An average eight pets per year are killed or injured by traps in British Columbia and horror stories of legal leg-hold traps, snares, and other body-gripping traps begin hitting media as winter comes.
Trapping seasons are opening across much of Canada meaning all outdoor recreationalists, including dog walkers, photographers, bird watchers and hikers, should learn about trapping in their area and be mindful of their presence. The following safety tips can help keep you and your pets safe while trapping activity is occurring:

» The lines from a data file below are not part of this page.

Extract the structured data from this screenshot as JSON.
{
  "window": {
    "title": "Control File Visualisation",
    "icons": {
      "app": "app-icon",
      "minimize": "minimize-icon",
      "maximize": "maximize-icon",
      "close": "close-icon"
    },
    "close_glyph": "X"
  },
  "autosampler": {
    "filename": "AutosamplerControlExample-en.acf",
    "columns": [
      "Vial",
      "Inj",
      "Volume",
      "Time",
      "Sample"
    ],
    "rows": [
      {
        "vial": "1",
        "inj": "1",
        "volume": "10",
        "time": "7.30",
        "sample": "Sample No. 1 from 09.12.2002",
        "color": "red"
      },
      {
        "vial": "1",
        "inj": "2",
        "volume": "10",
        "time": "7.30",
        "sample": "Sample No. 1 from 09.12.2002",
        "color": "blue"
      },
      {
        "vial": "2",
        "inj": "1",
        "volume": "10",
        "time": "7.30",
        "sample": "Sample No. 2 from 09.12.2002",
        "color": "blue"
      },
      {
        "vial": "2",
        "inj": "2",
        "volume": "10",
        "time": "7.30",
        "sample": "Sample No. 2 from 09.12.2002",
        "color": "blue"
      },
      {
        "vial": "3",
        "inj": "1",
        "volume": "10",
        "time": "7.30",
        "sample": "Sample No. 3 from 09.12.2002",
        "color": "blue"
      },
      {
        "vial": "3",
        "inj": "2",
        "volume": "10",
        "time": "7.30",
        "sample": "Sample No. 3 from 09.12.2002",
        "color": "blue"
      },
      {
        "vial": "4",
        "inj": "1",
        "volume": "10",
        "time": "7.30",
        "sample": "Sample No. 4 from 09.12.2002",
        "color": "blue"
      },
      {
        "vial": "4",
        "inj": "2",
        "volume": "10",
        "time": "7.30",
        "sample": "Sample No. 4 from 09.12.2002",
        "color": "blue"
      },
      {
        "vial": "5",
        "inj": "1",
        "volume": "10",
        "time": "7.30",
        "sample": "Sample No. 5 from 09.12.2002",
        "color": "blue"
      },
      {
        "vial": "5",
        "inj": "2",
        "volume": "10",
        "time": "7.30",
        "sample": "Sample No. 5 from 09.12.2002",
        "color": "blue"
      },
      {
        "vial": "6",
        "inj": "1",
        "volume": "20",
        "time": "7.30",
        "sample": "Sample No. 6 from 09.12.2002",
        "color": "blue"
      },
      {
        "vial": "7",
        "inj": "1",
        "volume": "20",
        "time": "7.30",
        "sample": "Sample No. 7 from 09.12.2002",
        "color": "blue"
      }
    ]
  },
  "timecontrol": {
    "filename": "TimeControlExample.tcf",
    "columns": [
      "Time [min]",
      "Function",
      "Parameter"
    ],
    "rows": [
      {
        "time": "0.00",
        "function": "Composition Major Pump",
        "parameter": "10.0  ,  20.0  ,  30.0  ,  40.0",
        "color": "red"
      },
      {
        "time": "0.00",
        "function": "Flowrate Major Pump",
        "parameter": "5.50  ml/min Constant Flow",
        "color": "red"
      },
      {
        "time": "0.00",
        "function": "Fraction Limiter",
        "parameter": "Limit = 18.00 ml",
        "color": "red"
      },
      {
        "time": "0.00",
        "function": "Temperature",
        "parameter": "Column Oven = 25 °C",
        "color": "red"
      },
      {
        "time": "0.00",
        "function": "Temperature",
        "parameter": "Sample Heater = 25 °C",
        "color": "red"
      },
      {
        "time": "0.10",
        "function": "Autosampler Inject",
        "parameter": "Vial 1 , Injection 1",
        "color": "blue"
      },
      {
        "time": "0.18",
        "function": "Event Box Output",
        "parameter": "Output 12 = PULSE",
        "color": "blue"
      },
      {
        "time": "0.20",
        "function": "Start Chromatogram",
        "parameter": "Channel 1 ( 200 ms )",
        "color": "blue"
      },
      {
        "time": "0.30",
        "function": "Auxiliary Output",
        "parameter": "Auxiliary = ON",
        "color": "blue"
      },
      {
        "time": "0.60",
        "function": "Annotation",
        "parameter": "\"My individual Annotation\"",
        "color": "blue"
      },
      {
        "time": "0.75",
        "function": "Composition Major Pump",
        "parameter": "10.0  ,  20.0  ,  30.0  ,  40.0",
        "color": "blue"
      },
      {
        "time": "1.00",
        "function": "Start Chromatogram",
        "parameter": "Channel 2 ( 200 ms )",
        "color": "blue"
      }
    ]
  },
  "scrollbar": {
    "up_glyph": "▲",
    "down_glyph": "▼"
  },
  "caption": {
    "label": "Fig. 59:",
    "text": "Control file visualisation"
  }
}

- Identify trap lines in your area. Contact your local natural resources ministry to inquire about registered traplines in your area, and whether they intersect with trails or recreation areas you frequent. Trappers are not required to post any warnings about their activities, including on Crown land, leaving it to individuals to protect themselves and their families against dangerous traps. You can also communicate with your municipality to determine if they have employed or allowed trapping on their properties.
- Keep pets leashed whenever possible. Many people enjoy letting their dogs roam freely and explore while on trails; however, dogs may be attracted to the bait used by traps just off a trail (there are no setback requirements for publicly accessible trails). Keeping your dog leashed unless in a designated area can keep them safe.
- Learn about traps and how to release pets from them. There are numerous videos online showing how to release dogs (and people) from leg-hold, snare and other body-gripping traps. Having this knowledge can mean life or death for a pet. Click here to see our available videos or search YouTube for others. Please note it is illegal to interfere with a legally set trap.
- Report trapping activity. Illegal trapping is poaching and a serious offense. If you believe someone is illegally setting traps, or they are being set in a way that may create danger for others, please report it to your local natural resources ministry office.
The Fur-Bearers continues to work to make trails and natural spaces safe for all users – including those who call them home. Learn more about trapping activities in Canada, the Agreement on International Humane Trapping Standards and other related issues by clicking here.